=== Begin Enclosure ===

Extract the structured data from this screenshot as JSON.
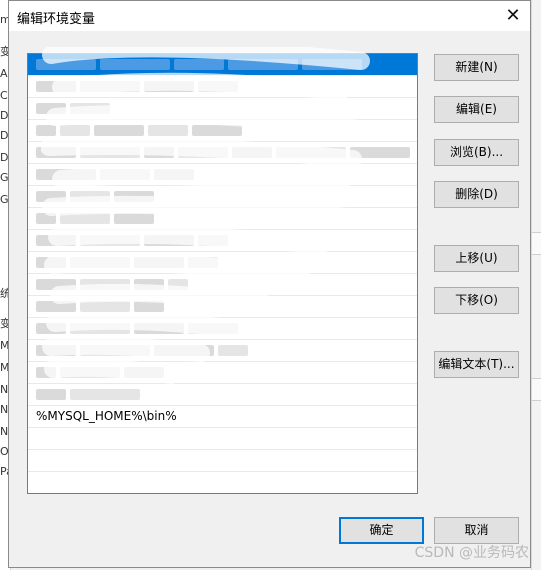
{
  "dialog": {
    "title": "编辑环境变量",
    "close_glyph": "✕"
  },
  "path_list": {
    "items": [
      {
        "text": "C:\\Program Files (x86)\\Common Files\\...",
        "selected": true
      },
      {
        "text": "%SystemRoot%\\system32"
      },
      {
        "text": "%SystemRoot%"
      },
      {
        "text": "%SystemRoot%\\System32\\Wbem"
      },
      {
        "text": "%SYSTEMROOT%\\System32\\WindowsPowerShell\\v1.0\\"
      },
      {
        "text": "%SYSTEMROOT%\\System32\\OpenSSH\\"
      },
      {
        "text": "E:\\...\\Git\\cmd"
      },
      {
        "text": "E:\\...\\nodejs\\"
      },
      {
        "text": "%JAVA_HOME%\\bin"
      },
      {
        "text": "%JAVA_HOME%\\jre\\bin"
      },
      {
        "text": "E:\\...\\...\\b"
      },
      {
        "text": "%...%\\b..."
      },
      {
        "text": "C:\\...\\...dll"
      },
      {
        "text": "C:\\...\\...\\bin"
      },
      {
        "text": "%...HOME%"
      },
      {
        "text": "%...%"
      },
      {
        "text": "%MYSQL_HOME%\\bin%",
        "visible": true
      },
      {
        "text": ""
      },
      {
        "text": ""
      },
      {
        "text": ""
      },
      {
        "text": ""
      }
    ],
    "visible_item": "%MYSQL_HOME%\\bin%"
  },
  "buttons": {
    "new": "新建(N)",
    "edit": "编辑(E)",
    "browse": "浏览(B)...",
    "delete": "删除(D)",
    "move_up": "上移(U)",
    "move_down": "下移(O)",
    "edit_text": "编辑文本(T)...",
    "ok": "确定",
    "cancel": "取消"
  },
  "watermark": "CSDN @业务码农",
  "colors": {
    "selection": "#0078d7",
    "dialog_bg": "#f0f0f0",
    "button_bg": "#e1e1e1"
  }
}
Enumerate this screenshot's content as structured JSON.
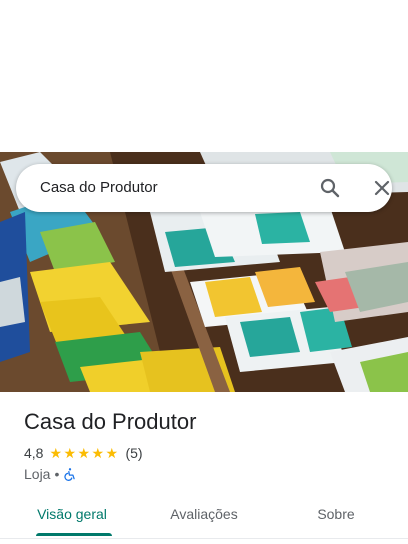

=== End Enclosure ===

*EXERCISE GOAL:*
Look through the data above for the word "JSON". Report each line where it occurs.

*REPLY:*
Extract the structured data from this screenshot as JSON.
Enumerate this screenshot's content as structured JSON.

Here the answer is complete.